* [Problem]
Your answer must be an exact repetition of every record.

* [Recorded data]
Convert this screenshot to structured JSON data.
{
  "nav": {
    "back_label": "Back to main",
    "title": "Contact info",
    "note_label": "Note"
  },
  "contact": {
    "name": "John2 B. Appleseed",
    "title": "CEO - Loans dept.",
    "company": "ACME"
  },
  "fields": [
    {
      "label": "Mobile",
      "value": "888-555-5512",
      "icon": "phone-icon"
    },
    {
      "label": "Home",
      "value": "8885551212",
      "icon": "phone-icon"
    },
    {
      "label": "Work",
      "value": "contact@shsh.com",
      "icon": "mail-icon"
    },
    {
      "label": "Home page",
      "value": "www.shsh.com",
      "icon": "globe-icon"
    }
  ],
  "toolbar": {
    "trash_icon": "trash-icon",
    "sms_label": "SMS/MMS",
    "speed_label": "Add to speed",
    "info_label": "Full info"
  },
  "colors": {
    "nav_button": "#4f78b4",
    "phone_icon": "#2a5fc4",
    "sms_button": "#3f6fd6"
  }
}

* [Answer space]
Convert this screenshot to structured JSON data.
{
  "nav": {
    "back_label": "Back to main",
    "title": "Contact info",
    "note_label": "Note"
  },
  "contact": {
    "name": "John2 B. Appleseed",
    "title": "CEO - Loans dept.",
    "company": "ACME"
  },
  "fields": [
    {
      "label": "Mobile",
      "value": "888-555-5512",
      "icon": "phone-icon"
    },
    {
      "label": "Home",
      "value": "8885551212",
      "icon": "phone-icon"
    },
    {
      "label": "Work",
      "value": "contact@shsh.com",
      "icon": "mail-icon"
    },
    {
      "label": "Home page",
      "value": "www.shsh.com",
      "icon": "globe-icon"
    }
  ],
  "toolbar": {
    "trash_icon": "trash-icon",
    "sms_label": "SMS/MMS",
    "speed_label": "Add to speed",
    "info_label": "Full info"
  },
  "colors": {
    "nav_button": "#4f78b4",
    "phone_icon": "#2a5fc4",
    "sms_button": "#3f6fd6"
  }
}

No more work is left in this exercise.